The Philippines President Rodrigo Duterte has suggested that his country may follow Russia in leaving the International Criminal Court. The court’s antagonism against poor and developing counties whilst ignoring the high crimes of countries like Britain, France and the US, has led many to view the court as little more than a failed forum for ultimately racist show trials.
During his speech Duterte said:
They are useless, those in the International Criminal Court. They (Russia) withdrew. I might follow. Why? Only the small ones like us are battered.
As a self-styled revolutionary leader of sorts and a fierce opponent of western global hegemony, it is unsurprising that Duterte associates himself with this narrative, a narrative that happens to be objectively correct. In the same statement, he claimed that if Russia and China form a new ‘world order’, more appropriately called a new bloc of fraternal nations (it already exists and is called the BRICS), Duterte may join.
His statement comes days after praising Donald Trump’s victory and calming that the Philippines will be prepared to continue close relations with the US under Trump.

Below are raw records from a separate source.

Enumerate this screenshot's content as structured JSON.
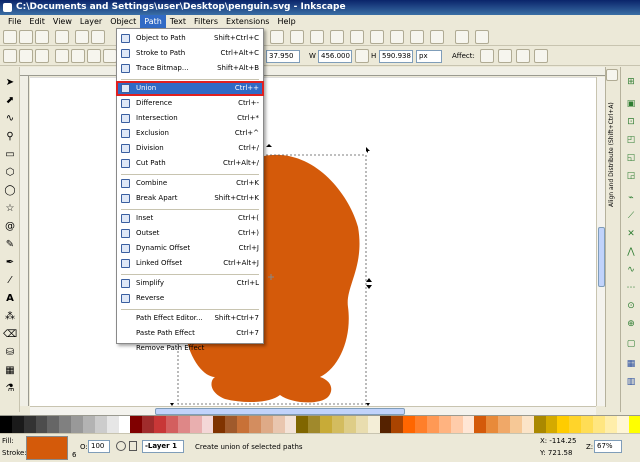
{
  "window": {
    "title": "C:\\Documents and Settings\\user\\Desktop\\penguin.svg - Inkscape"
  },
  "menubar": {
    "items": [
      {
        "label": "File",
        "active": false
      },
      {
        "label": "Edit",
        "active": false
      },
      {
        "label": "View",
        "active": false
      },
      {
        "label": "Layer",
        "active": false
      },
      {
        "label": "Object",
        "active": false
      },
      {
        "label": "Path",
        "active": true
      },
      {
        "label": "Text",
        "active": false
      },
      {
        "label": "Filters",
        "active": false
      },
      {
        "label": "Extensions",
        "active": false
      },
      {
        "label": "Help",
        "active": false
      }
    ]
  },
  "toolbar": {
    "x_value": "37.950",
    "w_label": "W",
    "w_value": "456.000",
    "h_label": "H",
    "h_value": "590.938",
    "unit": "px",
    "affect_label": "Affect:"
  },
  "path_menu": {
    "items": [
      {
        "label": "Object to Path",
        "shortcut": "Shift+Ctrl+C",
        "highlight": false
      },
      {
        "label": "Stroke to Path",
        "shortcut": "Ctrl+Alt+C",
        "highlight": false
      },
      {
        "label": "Trace Bitmap...",
        "shortcut": "Shift+Alt+B",
        "highlight": false
      },
      {
        "label": "Union",
        "shortcut": "Ctrl++",
        "highlight": true
      },
      {
        "label": "Difference",
        "shortcut": "Ctrl+-",
        "highlight": false
      },
      {
        "label": "Intersection",
        "shortcut": "Ctrl+*",
        "highlight": false
      },
      {
        "label": "Exclusion",
        "shortcut": "Ctrl+^",
        "highlight": false
      },
      {
        "label": "Division",
        "shortcut": "Ctrl+/",
        "highlight": false
      },
      {
        "label": "Cut Path",
        "shortcut": "Ctrl+Alt+/",
        "highlight": false
      },
      {
        "label": "Combine",
        "shortcut": "Ctrl+K",
        "highlight": false
      },
      {
        "label": "Break Apart",
        "shortcut": "Shift+Ctrl+K",
        "highlight": false
      },
      {
        "label": "Inset",
        "shortcut": "Ctrl+(",
        "highlight": false
      },
      {
        "label": "Outset",
        "shortcut": "Ctrl+)",
        "highlight": false
      },
      {
        "label": "Dynamic Offset",
        "shortcut": "Ctrl+J",
        "highlight": false
      },
      {
        "label": "Linked Offset",
        "shortcut": "Ctrl+Alt+J",
        "highlight": false
      },
      {
        "label": "Simplify",
        "shortcut": "Ctrl+L",
        "highlight": false
      },
      {
        "label": "Reverse",
        "shortcut": "",
        "highlight": false
      },
      {
        "label": "Path Effect Editor...",
        "shortcut": "Shift+Ctrl+7",
        "highlight": false
      },
      {
        "label": "Paste Path Effect",
        "shortcut": "Ctrl+7",
        "highlight": false
      },
      {
        "label": "Remove Path Effect",
        "shortcut": "",
        "highlight": false
      }
    ]
  },
  "dock": {
    "title": "Align and Distribute (Shift+Ctrl+A)"
  },
  "status": {
    "fill_label": "Fill:",
    "stroke_label": "Stroke:",
    "stroke_value": "6",
    "opacity_label": "O:",
    "opacity_value": "100",
    "layer": "-Layer 1",
    "message": "Create union of selected paths",
    "x_coord": "X: -114.25",
    "y_coord": "Y:  721.58",
    "zoom_label": "Z:",
    "zoom_value": "67%"
  },
  "colors": {
    "shape_fill": "#d45a0a",
    "menu_highlight": "#316ac5",
    "highlight_outline": "#e02020"
  },
  "palette": [
    "#000000",
    "#1a1a1a",
    "#333333",
    "#4d4d4d",
    "#666666",
    "#808080",
    "#999999",
    "#b3b3b3",
    "#cccccc",
    "#e6e6e6",
    "#ffffff",
    "#800000",
    "#a02c2c",
    "#c83737",
    "#d35f5f",
    "#de8787",
    "#e9afaf",
    "#f4d7d7",
    "#803300",
    "#a05a2c",
    "#c87137",
    "#d38d5f",
    "#deaa87",
    "#e9c6af",
    "#f4e3d7",
    "#806600",
    "#a0892c",
    "#c8ab37",
    "#d3bc5f",
    "#decd87",
    "#e9ddaf",
    "#f4eed7",
    "#552200",
    "#aa4400",
    "#ff6600",
    "#ff7f2a",
    "#ff9955",
    "#ffb380",
    "#ffccaa",
    "#ffe6d5",
    "#d45a0a",
    "#e88a3a",
    "#f0a868",
    "#f6c896",
    "#fbe4c8",
    "#aa8800",
    "#d4aa00",
    "#ffcc00",
    "#ffd42a",
    "#ffdd55",
    "#ffe680",
    "#ffeeaa",
    "#fff6d5",
    "#ffff00"
  ]
}
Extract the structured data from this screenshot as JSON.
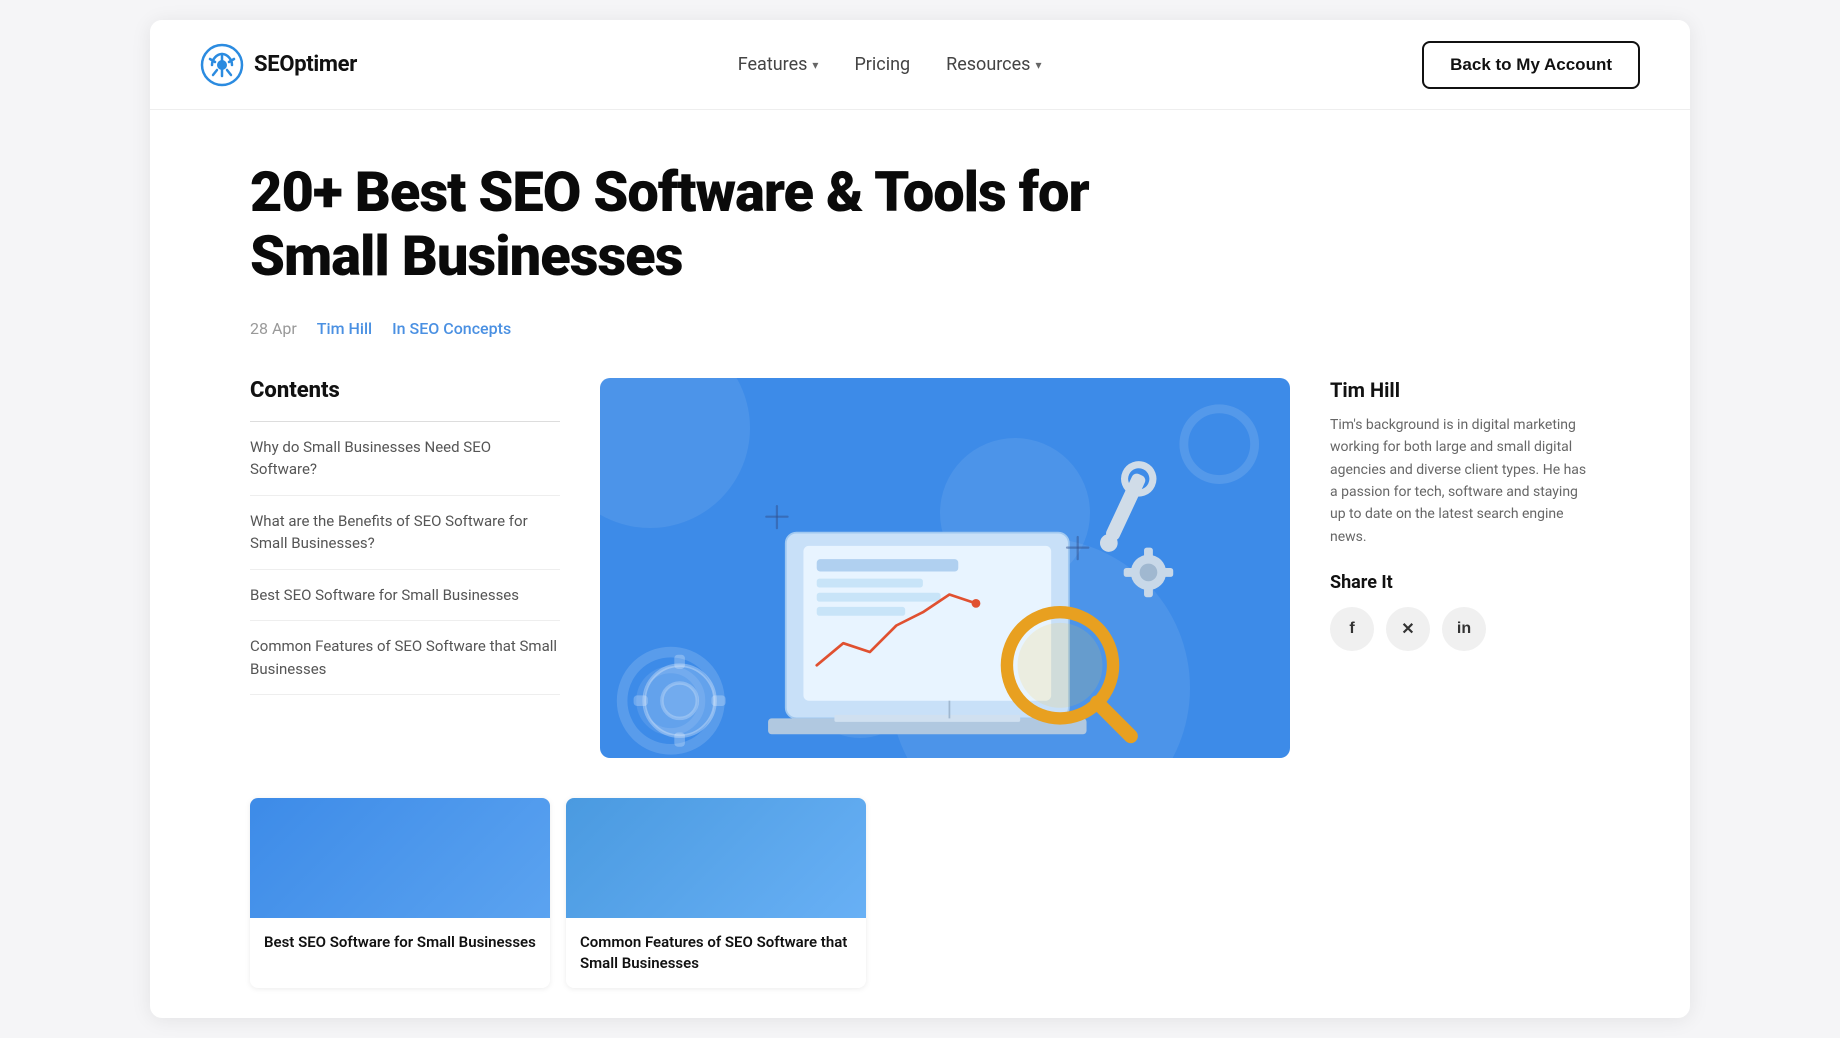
{
  "header": {
    "logo_text": "SEOptimer",
    "nav": [
      {
        "label": "Features",
        "has_dropdown": true
      },
      {
        "label": "Pricing",
        "has_dropdown": false
      },
      {
        "label": "Resources",
        "has_dropdown": true
      }
    ],
    "back_button_label": "Back to My Account"
  },
  "article": {
    "title": "20+ Best SEO Software & Tools for Small Businesses",
    "meta": {
      "date": "28 Apr",
      "author": "Tim Hill",
      "category": "In SEO Concepts"
    },
    "toc": {
      "title": "Contents",
      "items": [
        {
          "label": "Why do Small Businesses Need SEO Software?",
          "active": false
        },
        {
          "label": "What are the Benefits of SEO Software for Small Businesses?",
          "active": false
        },
        {
          "label": "Best SEO Software for Small Businesses",
          "active": false
        },
        {
          "label": "Common Features of SEO Software that Small Businesses",
          "active": false
        }
      ]
    },
    "author_bio": {
      "name": "Tim Hill",
      "bio": "Tim's background is in digital marketing working for both large and small digital agencies and diverse client types. He has a passion for tech, software and staying up to date on the latest search engine news."
    },
    "share": {
      "title": "Share It",
      "buttons": [
        {
          "label": "f",
          "name": "facebook"
        },
        {
          "label": "𝕏",
          "name": "x-twitter"
        },
        {
          "label": "in",
          "name": "linkedin"
        }
      ]
    }
  },
  "bottom_articles": [
    {
      "title": "Best SEO Software for Small Businesses"
    },
    {
      "title": "Common Features of SEO Software that Small Businesses"
    }
  ],
  "icons": {
    "chevron_down": "▾",
    "logo_gear": "⚙"
  }
}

This demonstrates that in a world where US policy is based on a business ethos and a respect for the sovereignty of states, it will not be a matter of choosing between a BRICS alliance and good relations with America.
The Philippines has a long standing post and neo-colonial relationship with the US, however, because of her geography, current political climate and economic needs, she is ultimately better suited to be a BRICS partner.
Whilst the western mainstream media are eager to portray Duterte as some sort of loose cannon, I do not doubt that he has the best interests of his people in mind and that his pivoting once deeply immovable Philippines policy toward the wider, multi-polar world will have reverberations across the region.
The only remaining question is what will happen first – the Philippines joining up with the BRICS or the ICC ceasing operations?